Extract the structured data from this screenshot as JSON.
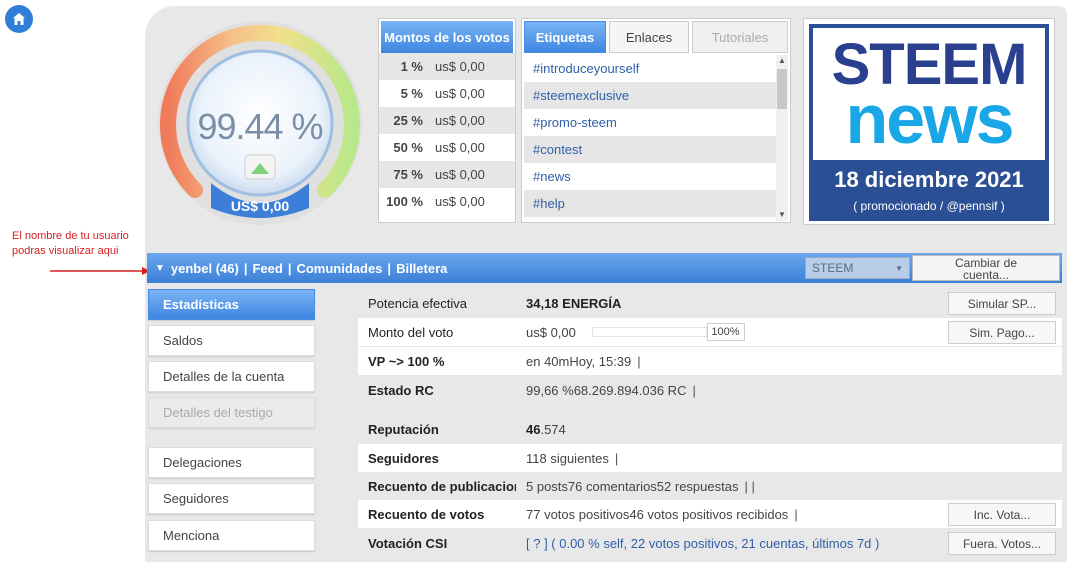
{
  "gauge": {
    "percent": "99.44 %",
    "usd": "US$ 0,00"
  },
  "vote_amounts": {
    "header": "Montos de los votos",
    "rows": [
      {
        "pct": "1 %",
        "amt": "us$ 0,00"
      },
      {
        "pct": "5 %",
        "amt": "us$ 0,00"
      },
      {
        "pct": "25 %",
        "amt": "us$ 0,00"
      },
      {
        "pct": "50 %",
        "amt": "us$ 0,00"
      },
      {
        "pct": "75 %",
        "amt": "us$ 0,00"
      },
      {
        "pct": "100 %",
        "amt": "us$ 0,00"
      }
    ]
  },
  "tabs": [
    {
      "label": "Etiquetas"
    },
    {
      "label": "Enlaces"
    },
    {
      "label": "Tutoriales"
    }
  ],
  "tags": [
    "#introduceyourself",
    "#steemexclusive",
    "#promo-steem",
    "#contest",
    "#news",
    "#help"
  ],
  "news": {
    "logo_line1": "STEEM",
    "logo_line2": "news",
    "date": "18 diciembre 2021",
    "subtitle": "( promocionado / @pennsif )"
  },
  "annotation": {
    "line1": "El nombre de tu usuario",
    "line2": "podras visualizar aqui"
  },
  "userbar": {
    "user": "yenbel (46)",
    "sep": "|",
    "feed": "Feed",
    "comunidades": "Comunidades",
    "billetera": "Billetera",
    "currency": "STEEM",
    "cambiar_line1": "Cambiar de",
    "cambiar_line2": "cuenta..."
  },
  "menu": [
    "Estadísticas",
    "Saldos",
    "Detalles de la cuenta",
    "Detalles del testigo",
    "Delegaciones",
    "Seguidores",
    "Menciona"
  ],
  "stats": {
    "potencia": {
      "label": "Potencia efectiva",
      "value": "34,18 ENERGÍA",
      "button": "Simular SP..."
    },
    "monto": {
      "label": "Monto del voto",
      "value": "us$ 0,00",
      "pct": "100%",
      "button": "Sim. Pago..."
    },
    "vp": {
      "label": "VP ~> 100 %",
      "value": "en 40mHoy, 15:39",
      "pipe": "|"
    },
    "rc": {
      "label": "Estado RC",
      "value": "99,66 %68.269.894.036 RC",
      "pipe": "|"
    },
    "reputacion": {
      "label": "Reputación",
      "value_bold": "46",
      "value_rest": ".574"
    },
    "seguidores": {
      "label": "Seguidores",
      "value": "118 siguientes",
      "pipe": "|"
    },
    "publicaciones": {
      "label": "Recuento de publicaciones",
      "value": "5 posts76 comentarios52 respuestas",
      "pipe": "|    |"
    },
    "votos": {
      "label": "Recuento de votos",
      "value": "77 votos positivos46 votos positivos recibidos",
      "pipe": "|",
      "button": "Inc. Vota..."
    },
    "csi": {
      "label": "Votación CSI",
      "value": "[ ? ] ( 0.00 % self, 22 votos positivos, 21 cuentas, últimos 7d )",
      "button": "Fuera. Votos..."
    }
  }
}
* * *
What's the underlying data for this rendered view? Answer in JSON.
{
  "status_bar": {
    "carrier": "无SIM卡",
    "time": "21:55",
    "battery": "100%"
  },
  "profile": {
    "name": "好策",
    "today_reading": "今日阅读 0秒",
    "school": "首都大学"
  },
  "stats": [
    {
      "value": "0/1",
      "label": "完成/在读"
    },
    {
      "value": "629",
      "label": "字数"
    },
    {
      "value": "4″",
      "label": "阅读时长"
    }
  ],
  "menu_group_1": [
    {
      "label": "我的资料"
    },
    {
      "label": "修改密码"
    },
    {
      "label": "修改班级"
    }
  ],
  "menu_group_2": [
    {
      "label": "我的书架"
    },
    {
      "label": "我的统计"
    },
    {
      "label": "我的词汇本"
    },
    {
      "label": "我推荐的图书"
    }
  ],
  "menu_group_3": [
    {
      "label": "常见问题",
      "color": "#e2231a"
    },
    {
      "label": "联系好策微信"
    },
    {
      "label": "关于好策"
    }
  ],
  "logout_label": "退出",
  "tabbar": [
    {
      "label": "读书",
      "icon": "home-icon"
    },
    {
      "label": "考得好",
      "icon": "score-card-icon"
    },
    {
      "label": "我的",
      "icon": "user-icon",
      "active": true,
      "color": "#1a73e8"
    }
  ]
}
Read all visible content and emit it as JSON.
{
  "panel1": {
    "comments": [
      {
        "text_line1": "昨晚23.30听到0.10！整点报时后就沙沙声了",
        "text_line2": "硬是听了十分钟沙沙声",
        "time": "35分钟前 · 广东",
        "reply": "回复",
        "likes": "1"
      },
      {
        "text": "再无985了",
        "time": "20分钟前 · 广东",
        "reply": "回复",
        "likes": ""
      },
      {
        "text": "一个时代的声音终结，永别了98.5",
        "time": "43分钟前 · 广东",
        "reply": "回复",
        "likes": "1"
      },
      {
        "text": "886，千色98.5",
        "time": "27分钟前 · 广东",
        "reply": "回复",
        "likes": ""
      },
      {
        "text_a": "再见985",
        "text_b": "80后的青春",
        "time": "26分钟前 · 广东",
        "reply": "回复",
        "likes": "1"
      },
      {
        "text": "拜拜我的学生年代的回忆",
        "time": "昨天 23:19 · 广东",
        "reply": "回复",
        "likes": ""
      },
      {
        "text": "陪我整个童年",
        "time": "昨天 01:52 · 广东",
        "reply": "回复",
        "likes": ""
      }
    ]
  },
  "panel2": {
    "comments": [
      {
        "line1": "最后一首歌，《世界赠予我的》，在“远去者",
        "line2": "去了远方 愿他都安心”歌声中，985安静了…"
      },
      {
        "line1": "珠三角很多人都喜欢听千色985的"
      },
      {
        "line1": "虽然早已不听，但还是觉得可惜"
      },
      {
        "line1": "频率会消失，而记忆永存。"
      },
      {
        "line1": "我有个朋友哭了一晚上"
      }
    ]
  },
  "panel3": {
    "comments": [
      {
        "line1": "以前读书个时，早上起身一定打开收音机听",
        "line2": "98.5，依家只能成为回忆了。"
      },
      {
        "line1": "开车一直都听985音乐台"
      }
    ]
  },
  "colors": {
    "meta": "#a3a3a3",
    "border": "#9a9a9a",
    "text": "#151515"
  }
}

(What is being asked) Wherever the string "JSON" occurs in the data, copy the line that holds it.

(Reply to the task)
Extract the structured data from this screenshot as JSON.
What's the underlying data for this rendered view? Answer in JSON.
Read all visible content and emit it as JSON.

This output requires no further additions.